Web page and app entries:

□ □ □

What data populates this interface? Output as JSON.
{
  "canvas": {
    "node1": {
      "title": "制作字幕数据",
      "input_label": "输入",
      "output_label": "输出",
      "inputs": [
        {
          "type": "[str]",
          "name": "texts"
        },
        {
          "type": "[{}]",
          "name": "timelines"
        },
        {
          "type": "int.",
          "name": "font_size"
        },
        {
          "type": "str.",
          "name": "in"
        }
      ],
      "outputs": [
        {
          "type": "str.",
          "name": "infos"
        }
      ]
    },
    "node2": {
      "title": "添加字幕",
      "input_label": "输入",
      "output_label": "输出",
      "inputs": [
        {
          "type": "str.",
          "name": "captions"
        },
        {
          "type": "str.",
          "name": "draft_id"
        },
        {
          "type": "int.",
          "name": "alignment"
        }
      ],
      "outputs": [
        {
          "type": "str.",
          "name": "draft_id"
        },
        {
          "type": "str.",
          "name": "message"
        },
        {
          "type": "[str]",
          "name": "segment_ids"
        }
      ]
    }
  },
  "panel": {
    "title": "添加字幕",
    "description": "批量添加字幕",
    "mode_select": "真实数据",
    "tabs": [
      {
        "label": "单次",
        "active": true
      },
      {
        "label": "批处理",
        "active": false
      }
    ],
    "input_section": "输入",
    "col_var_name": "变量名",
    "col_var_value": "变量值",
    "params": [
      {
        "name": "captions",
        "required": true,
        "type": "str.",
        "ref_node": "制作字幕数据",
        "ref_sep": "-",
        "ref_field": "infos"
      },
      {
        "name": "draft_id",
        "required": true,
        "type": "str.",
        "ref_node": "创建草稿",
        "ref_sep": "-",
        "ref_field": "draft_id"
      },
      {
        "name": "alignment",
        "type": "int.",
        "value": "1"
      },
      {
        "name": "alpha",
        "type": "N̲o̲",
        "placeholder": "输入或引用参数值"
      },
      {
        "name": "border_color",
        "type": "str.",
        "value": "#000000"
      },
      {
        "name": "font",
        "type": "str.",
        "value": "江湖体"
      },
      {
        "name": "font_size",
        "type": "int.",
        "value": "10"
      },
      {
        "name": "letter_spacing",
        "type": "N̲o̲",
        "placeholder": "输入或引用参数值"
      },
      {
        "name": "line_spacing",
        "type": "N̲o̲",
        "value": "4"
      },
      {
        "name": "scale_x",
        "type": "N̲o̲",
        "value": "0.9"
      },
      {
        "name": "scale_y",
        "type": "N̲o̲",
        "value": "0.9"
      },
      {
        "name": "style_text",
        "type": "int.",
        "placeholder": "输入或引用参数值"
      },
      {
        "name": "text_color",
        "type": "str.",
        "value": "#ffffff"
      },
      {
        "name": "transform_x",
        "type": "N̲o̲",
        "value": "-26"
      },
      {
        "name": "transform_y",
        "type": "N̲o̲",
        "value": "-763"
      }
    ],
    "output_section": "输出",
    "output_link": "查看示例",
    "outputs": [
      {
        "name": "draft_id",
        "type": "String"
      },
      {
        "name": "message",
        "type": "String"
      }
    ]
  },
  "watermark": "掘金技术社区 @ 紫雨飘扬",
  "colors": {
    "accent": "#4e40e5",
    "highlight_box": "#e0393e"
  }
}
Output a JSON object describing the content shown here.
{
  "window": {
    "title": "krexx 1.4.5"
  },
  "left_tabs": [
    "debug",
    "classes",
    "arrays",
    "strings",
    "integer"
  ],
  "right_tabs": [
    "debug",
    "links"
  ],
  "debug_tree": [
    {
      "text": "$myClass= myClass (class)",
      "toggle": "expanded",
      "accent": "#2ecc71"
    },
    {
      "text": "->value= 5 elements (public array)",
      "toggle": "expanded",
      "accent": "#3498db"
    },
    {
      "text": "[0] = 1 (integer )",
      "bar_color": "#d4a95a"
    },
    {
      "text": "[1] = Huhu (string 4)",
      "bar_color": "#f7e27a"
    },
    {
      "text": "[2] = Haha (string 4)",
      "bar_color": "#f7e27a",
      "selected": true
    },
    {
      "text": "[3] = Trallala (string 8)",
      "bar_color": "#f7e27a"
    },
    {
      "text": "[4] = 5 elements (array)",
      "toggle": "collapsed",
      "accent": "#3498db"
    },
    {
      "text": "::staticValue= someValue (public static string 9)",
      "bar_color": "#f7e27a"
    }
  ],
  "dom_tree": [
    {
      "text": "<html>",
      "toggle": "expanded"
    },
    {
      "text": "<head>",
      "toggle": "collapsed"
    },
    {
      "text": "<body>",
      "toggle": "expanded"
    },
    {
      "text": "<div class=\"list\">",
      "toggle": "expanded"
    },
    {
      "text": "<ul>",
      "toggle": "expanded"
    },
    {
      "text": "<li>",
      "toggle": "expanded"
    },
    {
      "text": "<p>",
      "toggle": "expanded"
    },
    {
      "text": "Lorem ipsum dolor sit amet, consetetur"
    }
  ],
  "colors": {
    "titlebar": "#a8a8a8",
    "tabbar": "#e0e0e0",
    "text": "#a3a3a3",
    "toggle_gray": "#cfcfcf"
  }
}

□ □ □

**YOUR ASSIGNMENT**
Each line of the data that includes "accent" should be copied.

**FINAL ANSWER**
    "accent": "#4e40e5",
      "accent": "#2ecc71"
      "accent": "#3498db"
      "accent": "#3498db"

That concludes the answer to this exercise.